Franco was born and raised in a network of favelas, or slums, called Mare, one of the city's most violent areas.

Franco, who was first elected to represent the left-wing Socialism and Liberal party in Rio in 2016, was 38 years old and identified as LGBT.

Redes da Maré, a non-profit group based in Franco's neighborhood, described her death as "an irreparable loss". "Matheus Melo was leaving church when he was killed", she wrote. "How many more will have to die for this war to end?" she tweeted.

Franco's killing comes as the recent military takeover of security in Rio appears to be showing few positive results.

A huge crowd marched to the Rio state assembly to protest the slaying of Marielle Franco, 38, the previous day. Franco was a source of pride and hope particularly for Black youth and women, as she fought against the people in power on behalf of the neglected people of the favelas.

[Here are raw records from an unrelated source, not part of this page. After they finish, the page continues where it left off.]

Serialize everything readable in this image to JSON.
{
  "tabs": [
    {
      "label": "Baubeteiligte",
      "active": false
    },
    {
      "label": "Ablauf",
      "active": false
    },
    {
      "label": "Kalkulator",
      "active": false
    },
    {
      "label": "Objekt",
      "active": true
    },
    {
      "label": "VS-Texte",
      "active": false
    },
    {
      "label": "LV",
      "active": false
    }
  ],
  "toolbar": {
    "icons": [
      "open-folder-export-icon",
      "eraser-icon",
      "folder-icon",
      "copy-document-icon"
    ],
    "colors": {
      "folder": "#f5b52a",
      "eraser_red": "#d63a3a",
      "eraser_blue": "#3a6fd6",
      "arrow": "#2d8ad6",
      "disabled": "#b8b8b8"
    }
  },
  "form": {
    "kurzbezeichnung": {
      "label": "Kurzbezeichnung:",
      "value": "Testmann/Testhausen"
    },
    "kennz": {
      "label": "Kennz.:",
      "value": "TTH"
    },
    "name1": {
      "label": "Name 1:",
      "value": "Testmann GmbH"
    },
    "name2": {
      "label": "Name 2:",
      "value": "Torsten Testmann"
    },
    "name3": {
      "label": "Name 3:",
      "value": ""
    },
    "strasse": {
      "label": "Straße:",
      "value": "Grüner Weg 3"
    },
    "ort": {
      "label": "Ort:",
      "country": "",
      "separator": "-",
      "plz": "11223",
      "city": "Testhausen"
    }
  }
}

The Office of the United Nations High Commissioner for Human Rights (OHCHR) stated that the investigation "must be transparent and credible and that the perpetrators of the crime should be brought to justice". Raul Jungmann, the minister of the newly established Public Security Ministry, said that federal police forces would help investigate her death. The 41st Military Police Battalion of Rio de Janeiro is terrorizing and violating Acari residents.